The beneficiary of the absence of projected top five draft choices George Wardlaw and Elijah Tsatas from Victoria Metro has been Cameron Mackenzie. Having established chemistry sharing the midfield for Sandringham in the NAB League with Will Ashcroft, the duo establish themselves as the premier one-two midfield punch during the Under-18 Championships. The dynamic at every stoppage has been whenever Ashcroft wins the football, Mackenzie is on the spread ready to receive. When Mackenzie wins the ball, Ashcroft is on the burst looking to receive. Averaging 26 disposals and 10 contested possessions, Mackenzie has demonstrated continual improvement this year and with his combination of ball winning, classy ball use, acceleration and spread from the contest, Mackenzie has pushed his name into the top 10 draft mix. A St Kilda Next-Generation Academy prospect, the Saints would under this year's updated Next-Generation Academy rules need Mackenzie to drop outside the top 40 to be able to match bids.

Aaron Cadman

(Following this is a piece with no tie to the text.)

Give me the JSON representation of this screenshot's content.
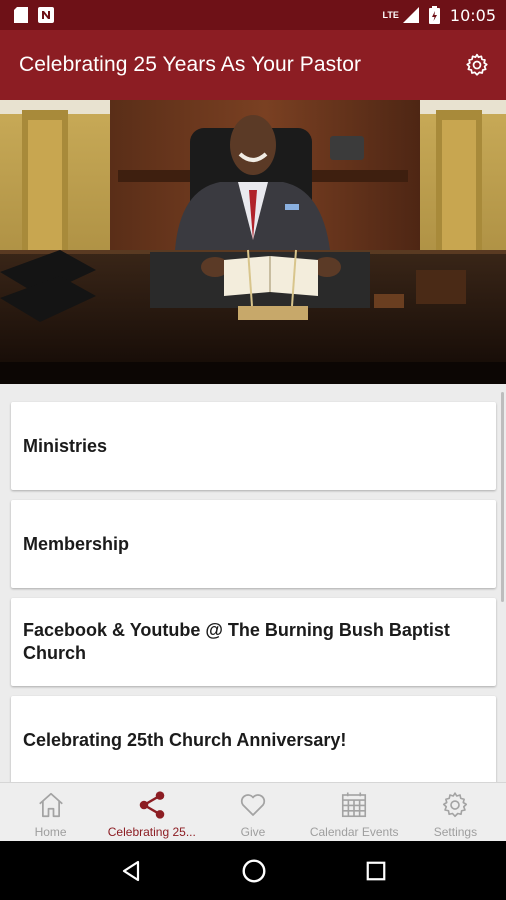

With South Australian key forward Harry Lemmey struggling to find the football or have any impact across each of his three Under-18 Championships matches, Aaron Cadman, Matthew Jefferson and Isaac Keeler have each passed him on draft boards and are likely to find themselves in the first round draft discussion. Jefferson and Keeler have elevated their draft stocks during the Under-18 Championships with several outstanding performances, respectively, but the completeness of Cadman's play should see him now regarded by most as this year's premier key forward. Kicking seven goals and seven behinds across his three games, Cadman has proven a more than potent option close to goal and felt consistently threatening whenever the ball was coming his way. Garnering comparisons to Jeremy Cameron, what has separated Cadman has been the variety of ways he impacts games. Cadman took five contested marks across his three games, created separation at will on the lead, was dangerous at ground level, pushed higher up the field and set up targets inside 50m with four total score assists.